The cool Bogotá savannah extends well north of the capital and continues through in similar form toward Tunja, the capital city of the province of Boyacá. A bus ride to the north and east of Tunja showed me that this same savannah continued to Sogamoso, also in the province of Boyacá, before finally ending there. Sogamoso is a small city with lots of activity in its commercial district and large central plaza, which honors both its indigenous past with a sculpture honoring the sun god of its ancestors (the last cacique or chief of the region before the Spanish conquest was named Sugamuxi), and the Catholic cathedral of St. Martin of Tours behind the sculpture. 

Interior of the church in the town of Monguí
It takes a little less than an hour to take a bus to the nearby town of Monguí, winding slowly through the mountains. Monguí is a really picturesque place situated in the hills, and would be noteworthy for its colonial architecture alone. However, the town has carved a niche for itself in another way: as a manufacturer of soccer balls. In the plaza you can find stores that dedicate themselves to this craft. We went in one store to peek at the workers busily making them and look through all the sizes and varieties available, with World Cup posters decorating the walls.

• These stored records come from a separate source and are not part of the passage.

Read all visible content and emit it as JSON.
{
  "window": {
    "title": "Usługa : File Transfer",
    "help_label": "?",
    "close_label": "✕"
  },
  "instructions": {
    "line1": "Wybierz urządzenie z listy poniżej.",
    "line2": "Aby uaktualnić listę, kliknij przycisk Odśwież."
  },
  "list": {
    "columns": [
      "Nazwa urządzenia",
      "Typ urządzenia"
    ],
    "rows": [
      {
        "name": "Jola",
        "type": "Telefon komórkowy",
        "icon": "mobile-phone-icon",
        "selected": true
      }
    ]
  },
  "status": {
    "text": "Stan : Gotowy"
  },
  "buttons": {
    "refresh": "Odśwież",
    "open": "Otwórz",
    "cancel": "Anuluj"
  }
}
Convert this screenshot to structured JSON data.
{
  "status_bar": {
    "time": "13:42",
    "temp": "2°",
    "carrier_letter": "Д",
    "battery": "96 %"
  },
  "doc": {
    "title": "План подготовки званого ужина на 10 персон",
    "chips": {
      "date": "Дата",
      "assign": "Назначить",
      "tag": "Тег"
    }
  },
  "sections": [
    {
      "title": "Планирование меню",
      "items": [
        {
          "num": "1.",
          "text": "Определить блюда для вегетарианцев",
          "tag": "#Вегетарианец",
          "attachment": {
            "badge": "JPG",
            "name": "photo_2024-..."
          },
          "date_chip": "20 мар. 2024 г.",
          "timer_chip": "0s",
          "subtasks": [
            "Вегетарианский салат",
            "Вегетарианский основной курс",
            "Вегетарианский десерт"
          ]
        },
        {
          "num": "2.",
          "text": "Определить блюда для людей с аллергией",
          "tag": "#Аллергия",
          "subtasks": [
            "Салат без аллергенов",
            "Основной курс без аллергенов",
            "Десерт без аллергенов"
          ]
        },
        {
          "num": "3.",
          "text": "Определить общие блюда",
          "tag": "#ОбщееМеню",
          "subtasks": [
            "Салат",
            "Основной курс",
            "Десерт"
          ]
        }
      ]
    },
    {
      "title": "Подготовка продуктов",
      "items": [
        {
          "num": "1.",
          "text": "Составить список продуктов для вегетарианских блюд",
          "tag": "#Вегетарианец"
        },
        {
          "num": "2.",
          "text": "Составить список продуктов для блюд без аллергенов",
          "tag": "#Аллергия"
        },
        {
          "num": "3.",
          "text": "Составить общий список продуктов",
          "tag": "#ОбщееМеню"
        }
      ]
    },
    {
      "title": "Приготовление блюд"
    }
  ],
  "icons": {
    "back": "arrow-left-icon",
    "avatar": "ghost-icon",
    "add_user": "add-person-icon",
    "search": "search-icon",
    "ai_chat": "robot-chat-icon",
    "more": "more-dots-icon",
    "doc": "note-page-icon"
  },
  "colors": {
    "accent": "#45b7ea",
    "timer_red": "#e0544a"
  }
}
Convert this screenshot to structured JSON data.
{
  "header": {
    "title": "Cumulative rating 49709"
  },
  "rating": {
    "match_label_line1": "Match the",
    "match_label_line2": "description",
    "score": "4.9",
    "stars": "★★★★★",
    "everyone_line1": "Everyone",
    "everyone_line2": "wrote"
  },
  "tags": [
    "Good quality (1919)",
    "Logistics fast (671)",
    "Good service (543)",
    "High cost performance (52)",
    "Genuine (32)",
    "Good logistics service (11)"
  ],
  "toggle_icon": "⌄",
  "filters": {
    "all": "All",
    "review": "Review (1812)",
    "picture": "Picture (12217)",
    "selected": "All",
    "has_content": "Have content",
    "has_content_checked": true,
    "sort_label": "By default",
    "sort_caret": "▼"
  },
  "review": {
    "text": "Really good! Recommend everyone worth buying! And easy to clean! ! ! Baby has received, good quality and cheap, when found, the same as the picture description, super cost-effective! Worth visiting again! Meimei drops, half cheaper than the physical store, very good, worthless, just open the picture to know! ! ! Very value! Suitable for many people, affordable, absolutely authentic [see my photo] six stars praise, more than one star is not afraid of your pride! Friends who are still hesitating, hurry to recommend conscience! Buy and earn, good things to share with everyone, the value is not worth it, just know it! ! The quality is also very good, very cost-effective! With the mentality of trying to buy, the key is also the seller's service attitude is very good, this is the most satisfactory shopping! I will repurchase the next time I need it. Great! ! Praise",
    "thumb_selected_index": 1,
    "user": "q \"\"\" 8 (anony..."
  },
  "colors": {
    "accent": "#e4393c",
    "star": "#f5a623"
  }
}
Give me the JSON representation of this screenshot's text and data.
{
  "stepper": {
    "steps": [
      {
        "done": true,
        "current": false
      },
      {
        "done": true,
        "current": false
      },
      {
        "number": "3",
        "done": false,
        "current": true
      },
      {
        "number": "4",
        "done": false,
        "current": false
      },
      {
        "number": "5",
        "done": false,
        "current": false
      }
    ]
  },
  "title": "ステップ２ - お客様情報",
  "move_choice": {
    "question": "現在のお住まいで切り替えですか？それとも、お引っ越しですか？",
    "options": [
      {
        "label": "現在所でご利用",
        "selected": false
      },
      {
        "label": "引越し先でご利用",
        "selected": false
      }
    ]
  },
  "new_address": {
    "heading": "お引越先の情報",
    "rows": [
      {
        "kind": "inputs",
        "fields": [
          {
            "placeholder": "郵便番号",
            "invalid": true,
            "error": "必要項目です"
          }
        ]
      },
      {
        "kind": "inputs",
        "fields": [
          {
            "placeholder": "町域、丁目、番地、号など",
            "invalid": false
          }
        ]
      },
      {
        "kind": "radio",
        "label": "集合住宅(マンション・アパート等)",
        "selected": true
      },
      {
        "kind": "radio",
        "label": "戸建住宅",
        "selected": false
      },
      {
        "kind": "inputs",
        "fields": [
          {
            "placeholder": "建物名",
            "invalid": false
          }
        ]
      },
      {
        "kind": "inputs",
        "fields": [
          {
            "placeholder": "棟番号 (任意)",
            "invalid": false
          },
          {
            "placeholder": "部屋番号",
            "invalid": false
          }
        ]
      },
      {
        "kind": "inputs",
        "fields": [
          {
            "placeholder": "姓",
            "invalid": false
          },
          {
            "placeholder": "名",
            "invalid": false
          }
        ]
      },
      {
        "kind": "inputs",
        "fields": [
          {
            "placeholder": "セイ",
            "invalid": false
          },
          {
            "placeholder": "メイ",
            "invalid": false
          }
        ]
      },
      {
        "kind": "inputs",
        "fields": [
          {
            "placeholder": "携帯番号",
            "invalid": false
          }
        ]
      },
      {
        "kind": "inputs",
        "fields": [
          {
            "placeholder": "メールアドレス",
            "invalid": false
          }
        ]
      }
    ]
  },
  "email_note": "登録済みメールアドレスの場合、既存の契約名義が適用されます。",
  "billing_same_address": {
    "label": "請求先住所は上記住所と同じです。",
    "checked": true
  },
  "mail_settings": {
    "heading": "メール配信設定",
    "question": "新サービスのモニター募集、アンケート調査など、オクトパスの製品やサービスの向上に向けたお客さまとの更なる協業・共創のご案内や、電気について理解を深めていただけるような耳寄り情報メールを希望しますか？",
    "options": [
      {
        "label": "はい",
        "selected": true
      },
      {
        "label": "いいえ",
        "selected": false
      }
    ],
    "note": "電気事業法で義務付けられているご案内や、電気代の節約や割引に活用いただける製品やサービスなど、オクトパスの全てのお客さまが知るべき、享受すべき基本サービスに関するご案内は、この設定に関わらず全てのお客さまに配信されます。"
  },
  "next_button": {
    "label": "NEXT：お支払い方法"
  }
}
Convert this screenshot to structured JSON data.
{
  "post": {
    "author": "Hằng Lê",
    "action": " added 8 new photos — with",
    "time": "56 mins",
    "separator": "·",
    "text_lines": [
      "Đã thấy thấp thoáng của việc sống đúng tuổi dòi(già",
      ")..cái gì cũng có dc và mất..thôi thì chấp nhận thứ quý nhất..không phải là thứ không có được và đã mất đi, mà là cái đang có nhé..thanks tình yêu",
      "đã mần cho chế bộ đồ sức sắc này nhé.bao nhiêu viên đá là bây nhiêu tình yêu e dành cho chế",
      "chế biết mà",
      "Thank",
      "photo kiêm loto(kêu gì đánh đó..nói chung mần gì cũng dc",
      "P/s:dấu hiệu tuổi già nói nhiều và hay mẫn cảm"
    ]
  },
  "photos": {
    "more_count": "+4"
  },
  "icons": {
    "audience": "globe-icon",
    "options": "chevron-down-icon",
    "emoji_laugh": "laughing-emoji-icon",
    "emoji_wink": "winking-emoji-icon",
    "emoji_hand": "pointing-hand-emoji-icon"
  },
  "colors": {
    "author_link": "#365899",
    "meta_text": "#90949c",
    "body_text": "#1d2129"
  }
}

Flower pots in Monguí decorated with the soccer balls the town is famous for making
Another noteworthy side trip from Sogamoso is to the Lago de Tota, the largest natural lake in Colombia. The cool breeze reminds you that you are at a high elevation - 3,015 meters (9,892 feet) above sea level, to be exact. There are plenty of captivating views and towns surrounding the lake, among them Aquitania, which prides itself on rainbow trout caught in the nearby waters, as well as being a major source of onions. As for us, we were not in search of trout or onions, but rather for some delicious ice cream in the plaza, which capped off the day nicely.

On the shore of Lake Tota

Thursday, September 20, 2018

Feria del Barrio in Philadelphia: A True Community Festival, taking place on Sunday, September 23

Longtime Philly resident Elba Dormoi showing her ornate Panamanian pollera at the Feria in 2017
The Latino community of Philadelphia is an integral part of the city's tourism offerings. At a short distance from the center of town, many cultural manifestations such as food are available. With that in mind, tours were developed hitting some of the key community centers and sampling the culture.

One event located in this same community is the Feria del Barrio, which loosely translated means Neighborhood Block Party, but in reality this is a larger festival than a typical block party. This event has been in existence since 1979 and is an important component of the Latino community's efforts to affirm and celebrate their heritage with performances, food, crafts and activities for kids. I always like to participate in these events as a way to experience the culture when I can't travel to the countries directly.

I have been to so many of the Ferias over the years that I've lost count, but I can say that I've been more involved in its planning starting in 2016 via the organization I co-founded with Yolanda Alcorta in 1991, Raíces Culturales Latinoamericanas (Latin American Cultural Roots), or Raíces for short (www.raicesculturales.org). The event this year takes place Sunday, September 23, from noon to 5 pm and stretches north two blocks from 5th and Huntingdon Streets to 5th and Somerset Streets, with the main stage in the middle at 5th St. and Lehigh Ave. The co-sponsors along with Raíces are Taller Puertorriqueño, Congreso de Latinos Unidos, and HACE (Hispanic Association of Contractors and Enterprises), along with Telemundo 62. We are especially enthusiastic this year because we are increasing our cultural offerings at our tables in front of the Taller Puertorriqueño's beautiful modern facility, opened in 2016. We'll feature workshops from the performing groups Inca Wayra, Ballet Folklórico Yaretzi, and Raíces Boricuas, as well as a Guatemalan weaver. The website is feria.tallerpr.org if you want to learn more.